Abovich N, et al. (1985) Effect of RP51 gene dosage alterations on ribosome synthesis in Saccharomyces cerevisiae. Mol Cell Biol 5(12):3429-35
Abstract: The Saccharomyces cerevisiae ribosomal protein rp51 is encoded by two interchangeable genes, RP51A and RP51B. We altered the RP51 gene dose by creating deletions of the RP51A or RP51B genes or both. Deletions of both genes led to spore inviability, indicating that rp51 is an essential ribosomal protein. From single deletion studies in haploid cells, we concluded that there was no intergenic dosage compensation at the level of mRNA abundance or mRNA utilization (translational efficiency), although phenotypic analysis had previously indicated a small compensation effect on growth rate. Similarly, deletions in diploid strains indicated that no strong mechanisms exist for intragenic dosage compensation; in all cases, a decreased dose of RP51 genes was characterized by a slow growth phenotype. A decreased dose of RP51 genes also led to insufficient amounts of 40S ribosomal subunits, as evidenced by a dramatic accumulation of excess 60S ribosomal subunits. We conclude that inhibition of 40S synthesis had little or no effect on the synthesis of the 60S subunit components. Addition of extra copies of rp51 genes led to extra rp51 protein synthesis. The additional rp51 protein was rapidly degraded. We propose that rp51 and perhaps many ribosomal proteins are normally oversynthesized, but the unassembled excess is degraded, and that the apparent compensation seen in haploids, i.e., the fact that the growth rate of mutant strains is less depressed than the actual reduction in mRNA, is a consequence of this excess which is spared from proteolysis under this circumstance.

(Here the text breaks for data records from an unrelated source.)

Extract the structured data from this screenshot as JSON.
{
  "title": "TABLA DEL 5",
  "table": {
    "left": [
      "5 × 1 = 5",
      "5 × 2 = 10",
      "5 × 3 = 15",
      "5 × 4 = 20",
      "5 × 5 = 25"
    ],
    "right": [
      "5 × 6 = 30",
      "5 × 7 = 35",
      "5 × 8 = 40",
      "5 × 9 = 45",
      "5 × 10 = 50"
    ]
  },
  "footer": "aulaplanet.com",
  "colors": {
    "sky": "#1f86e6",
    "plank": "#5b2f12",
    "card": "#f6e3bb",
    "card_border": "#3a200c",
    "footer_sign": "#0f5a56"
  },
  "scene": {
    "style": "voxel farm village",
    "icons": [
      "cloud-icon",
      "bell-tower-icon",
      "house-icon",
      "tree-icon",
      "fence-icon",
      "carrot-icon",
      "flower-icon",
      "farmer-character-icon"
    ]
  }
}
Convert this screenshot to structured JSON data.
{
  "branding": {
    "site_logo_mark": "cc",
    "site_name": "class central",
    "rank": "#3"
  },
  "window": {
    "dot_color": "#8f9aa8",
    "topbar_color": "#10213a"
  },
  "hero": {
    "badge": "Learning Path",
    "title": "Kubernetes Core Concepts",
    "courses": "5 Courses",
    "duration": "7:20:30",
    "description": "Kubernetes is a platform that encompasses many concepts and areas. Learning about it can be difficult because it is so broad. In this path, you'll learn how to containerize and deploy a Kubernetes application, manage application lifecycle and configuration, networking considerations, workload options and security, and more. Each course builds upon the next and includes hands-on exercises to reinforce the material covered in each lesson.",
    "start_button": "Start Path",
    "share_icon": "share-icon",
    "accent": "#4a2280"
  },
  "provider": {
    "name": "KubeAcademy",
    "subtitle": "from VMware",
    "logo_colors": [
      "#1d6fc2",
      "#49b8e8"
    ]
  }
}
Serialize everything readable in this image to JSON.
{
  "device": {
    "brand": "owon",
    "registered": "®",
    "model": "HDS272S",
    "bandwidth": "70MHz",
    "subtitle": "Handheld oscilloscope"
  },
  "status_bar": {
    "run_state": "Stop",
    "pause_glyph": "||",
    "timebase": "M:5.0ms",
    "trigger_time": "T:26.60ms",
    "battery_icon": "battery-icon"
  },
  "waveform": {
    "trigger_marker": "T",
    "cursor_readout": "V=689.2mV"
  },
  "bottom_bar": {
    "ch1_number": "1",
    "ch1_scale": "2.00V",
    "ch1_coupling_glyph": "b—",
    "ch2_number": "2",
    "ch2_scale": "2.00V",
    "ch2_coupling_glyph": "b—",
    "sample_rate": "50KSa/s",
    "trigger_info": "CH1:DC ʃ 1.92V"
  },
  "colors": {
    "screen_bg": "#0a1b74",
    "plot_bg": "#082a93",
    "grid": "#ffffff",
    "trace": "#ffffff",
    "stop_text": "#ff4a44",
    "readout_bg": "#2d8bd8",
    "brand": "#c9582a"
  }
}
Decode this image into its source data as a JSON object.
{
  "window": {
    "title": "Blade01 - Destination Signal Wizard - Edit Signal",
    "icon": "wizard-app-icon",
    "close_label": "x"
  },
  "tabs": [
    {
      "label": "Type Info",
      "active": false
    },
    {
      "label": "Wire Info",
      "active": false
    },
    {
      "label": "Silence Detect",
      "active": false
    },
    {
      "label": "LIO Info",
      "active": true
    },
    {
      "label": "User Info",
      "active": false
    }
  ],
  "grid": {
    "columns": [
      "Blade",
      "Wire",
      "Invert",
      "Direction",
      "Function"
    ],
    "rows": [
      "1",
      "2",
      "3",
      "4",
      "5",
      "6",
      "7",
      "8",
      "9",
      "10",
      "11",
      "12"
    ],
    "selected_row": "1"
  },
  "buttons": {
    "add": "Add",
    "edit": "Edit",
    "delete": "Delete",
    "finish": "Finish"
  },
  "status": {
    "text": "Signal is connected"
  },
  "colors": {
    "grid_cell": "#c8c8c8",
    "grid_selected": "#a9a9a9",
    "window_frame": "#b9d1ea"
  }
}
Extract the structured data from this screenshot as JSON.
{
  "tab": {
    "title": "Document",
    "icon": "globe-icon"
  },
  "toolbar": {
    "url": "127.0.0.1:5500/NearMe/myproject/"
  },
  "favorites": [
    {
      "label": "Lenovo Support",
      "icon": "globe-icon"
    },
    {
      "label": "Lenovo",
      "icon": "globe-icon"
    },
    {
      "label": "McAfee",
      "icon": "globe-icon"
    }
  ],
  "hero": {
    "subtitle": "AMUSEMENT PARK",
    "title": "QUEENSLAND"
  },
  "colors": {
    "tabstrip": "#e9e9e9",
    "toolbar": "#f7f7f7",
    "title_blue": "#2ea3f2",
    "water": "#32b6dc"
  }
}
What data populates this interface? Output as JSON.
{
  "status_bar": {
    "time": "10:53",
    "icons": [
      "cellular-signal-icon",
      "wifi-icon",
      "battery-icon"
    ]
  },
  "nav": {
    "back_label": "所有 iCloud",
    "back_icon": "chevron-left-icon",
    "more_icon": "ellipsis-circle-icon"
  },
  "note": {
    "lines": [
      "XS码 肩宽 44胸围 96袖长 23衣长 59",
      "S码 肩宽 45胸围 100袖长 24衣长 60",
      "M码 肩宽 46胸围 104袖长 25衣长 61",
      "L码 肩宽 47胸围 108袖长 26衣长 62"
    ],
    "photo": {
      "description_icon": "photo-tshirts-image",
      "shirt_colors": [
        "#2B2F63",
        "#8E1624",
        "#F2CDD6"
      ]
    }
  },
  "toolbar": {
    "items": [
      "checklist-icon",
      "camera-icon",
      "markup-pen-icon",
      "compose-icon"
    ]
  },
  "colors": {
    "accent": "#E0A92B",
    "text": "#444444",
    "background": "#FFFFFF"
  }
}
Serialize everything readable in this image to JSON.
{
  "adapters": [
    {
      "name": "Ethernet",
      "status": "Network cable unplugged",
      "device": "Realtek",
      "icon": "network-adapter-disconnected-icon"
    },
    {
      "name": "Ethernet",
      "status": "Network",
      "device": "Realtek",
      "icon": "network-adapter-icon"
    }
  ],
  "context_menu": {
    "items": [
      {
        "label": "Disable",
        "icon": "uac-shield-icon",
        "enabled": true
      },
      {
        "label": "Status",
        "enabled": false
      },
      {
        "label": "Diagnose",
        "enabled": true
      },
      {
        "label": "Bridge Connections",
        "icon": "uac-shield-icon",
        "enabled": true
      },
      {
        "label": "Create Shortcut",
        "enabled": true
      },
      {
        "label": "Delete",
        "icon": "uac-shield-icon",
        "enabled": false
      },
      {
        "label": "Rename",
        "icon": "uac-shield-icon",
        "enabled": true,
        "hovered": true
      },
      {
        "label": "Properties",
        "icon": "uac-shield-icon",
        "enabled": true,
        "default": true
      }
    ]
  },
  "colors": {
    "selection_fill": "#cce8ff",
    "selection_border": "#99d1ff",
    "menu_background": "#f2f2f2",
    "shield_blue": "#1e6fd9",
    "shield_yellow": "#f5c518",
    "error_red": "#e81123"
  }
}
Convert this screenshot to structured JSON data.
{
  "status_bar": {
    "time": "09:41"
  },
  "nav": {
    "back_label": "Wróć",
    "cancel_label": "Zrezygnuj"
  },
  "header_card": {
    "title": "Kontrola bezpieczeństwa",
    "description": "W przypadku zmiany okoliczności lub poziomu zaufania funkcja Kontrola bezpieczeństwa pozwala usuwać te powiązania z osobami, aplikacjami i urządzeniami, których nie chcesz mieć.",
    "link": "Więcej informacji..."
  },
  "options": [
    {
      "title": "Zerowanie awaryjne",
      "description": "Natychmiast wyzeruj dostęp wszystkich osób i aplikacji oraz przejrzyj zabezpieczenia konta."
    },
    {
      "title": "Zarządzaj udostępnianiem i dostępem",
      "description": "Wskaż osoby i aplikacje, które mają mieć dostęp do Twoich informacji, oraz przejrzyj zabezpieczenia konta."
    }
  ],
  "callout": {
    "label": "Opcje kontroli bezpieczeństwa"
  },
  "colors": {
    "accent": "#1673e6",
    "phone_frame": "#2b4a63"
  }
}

|Status: Published||Type: Journal Article||PubMed ID: 3915776|
Topics addressed in this paper
Number of different genes curated to this paper: 2
- To find other papers on a gene and topic, click on the colored ball in the appropriate box.
- displays other papers with information about that topic for that gene.
- displays other papers in SGD that are associated with that topic.
The topic is addressed in these papers but does not describe a specific gene or chromosomal feature.
- To go to the Locus page for a gene, click on the gene name.